Wednesday, December 7, 2011

Better to Beg Forgiveness by Michael Z. Williamson

Loosely tied to the Freehold stories, Better to Beg Forgiveness is the tale of a band of mercenaries tasked with protecting the president of a backward, "third world" planet. The leader of the executive protection detail is Alex Marlowe, a former captain in the USMC. Rounding out the group, we have Aramis, a young, brash, and slightly insecure Army vet, Elke, the lone female on the team, an explosives expert - who seems to get almost an orgasmic pleasure from blowing things up, Jason Vaughn, Marlowe's deputy and sidekick, Horace "Shaman" Mbuto, the team medic, and Bart, their heavy weapons thug and German wet Navy vet.

One of the things that keeps this novel interesting is the interplay between these characters as they get to know each other - their employer, RippleCreek, has formed the team ad hoc for this assignment, and only a few of them have worked together before.
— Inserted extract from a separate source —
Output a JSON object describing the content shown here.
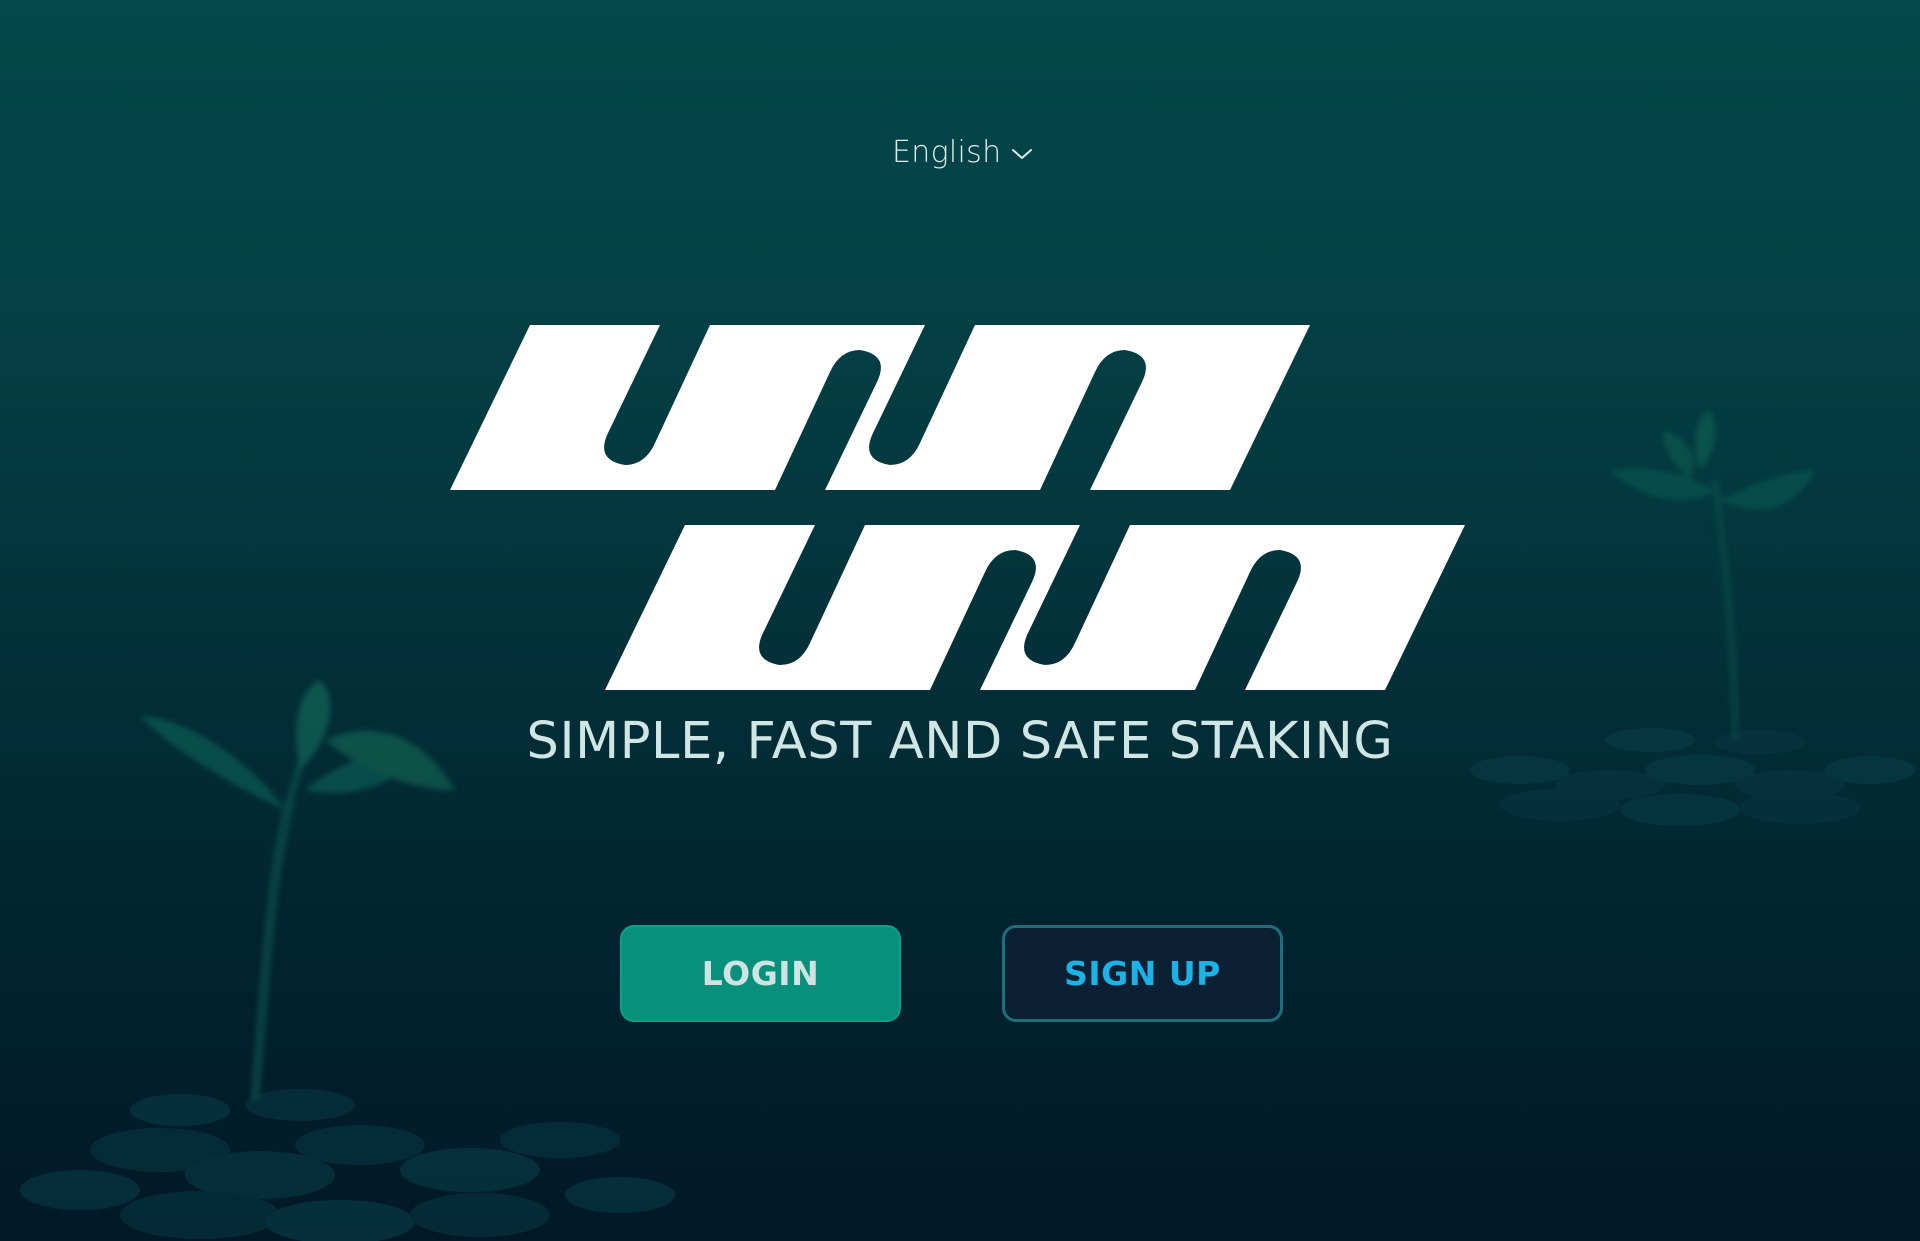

Aside from a little bit of maturing on the part of Aramis, the youngster, there's really no change in their basic natures throughout the novel, however.

When they begin to guard Balaji Bishwanath, in the nation of Celadon on the planet Salin, they find a situation that is definitely fubar. The scenario is eerily similar to that obtaining in many sub Saharan nations, where the UN forces, the military and the State Department are allegedly working towards the same goal, a stable nation, but where their actual goals are widely divergent.

The detail soon comes to respect Balaji for his integrity, intelligence and honor, and when he is inevitably abandoned by the multinational forces, they undertake a quest to get him off planet to safety, and to a place where he can also communicate to the galaxy at large the truth about what's happening on Salin. The journey is long and fraught with difficulty, and the group fights a series of engagements along the way.

Unfortunately, I didn't find this book as entertaining as Freehold, Contact with Chaos and The Weapon, and it seemed to end rather abruptly, as if Williamson had simply stopped when he fulfilled his contractual page count obligation.

1 comment:

PISSED said...

Thanks for stopping by I will be back to check out your reviews :)

Cheers,

John